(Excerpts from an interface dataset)
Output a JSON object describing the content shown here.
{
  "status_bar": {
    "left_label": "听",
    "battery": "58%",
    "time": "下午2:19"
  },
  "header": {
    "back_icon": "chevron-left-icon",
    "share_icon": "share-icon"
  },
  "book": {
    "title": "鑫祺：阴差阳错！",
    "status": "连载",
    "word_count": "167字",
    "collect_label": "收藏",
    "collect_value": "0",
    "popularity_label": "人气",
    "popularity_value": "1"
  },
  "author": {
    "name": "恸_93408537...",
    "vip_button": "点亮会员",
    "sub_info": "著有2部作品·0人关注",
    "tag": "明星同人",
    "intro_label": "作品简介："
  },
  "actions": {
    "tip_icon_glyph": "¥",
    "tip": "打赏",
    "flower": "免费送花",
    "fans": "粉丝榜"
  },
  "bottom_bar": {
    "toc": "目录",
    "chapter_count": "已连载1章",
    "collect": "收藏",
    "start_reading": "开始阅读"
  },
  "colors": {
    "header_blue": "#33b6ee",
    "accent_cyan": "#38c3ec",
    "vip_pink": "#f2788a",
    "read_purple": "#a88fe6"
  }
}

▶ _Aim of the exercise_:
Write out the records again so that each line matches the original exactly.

▶ _Answer to this problem_:
Output a JSON object describing the content shown here.
{
  "status_bar": {
    "left_label": "听",
    "battery": "58%",
    "time": "下午2:19"
  },
  "header": {
    "back_icon": "chevron-left-icon",
    "share_icon": "share-icon"
  },
  "book": {
    "title": "鑫祺：阴差阳错！",
    "status": "连载",
    "word_count": "167字",
    "collect_label": "收藏",
    "collect_value": "0",
    "popularity_label": "人气",
    "popularity_value": "1"
  },
  "author": {
    "name": "恸_93408537...",
    "vip_button": "点亮会员",
    "sub_info": "著有2部作品·0人关注",
    "tag": "明星同人",
    "intro_label": "作品简介："
  },
  "actions": {
    "tip_icon_glyph": "¥",
    "tip": "打赏",
    "flower": "免费送花",
    "fans": "粉丝榜"
  },
  "bottom_bar": {
    "toc": "目录",
    "chapter_count": "已连载1章",
    "collect": "收藏",
    "start_reading": "开始阅读"
  },
  "colors": {
    "header_blue": "#33b6ee",
    "accent_cyan": "#38c3ec",
    "vip_pink": "#f2788a",
    "read_purple": "#a88fe6"
  }
}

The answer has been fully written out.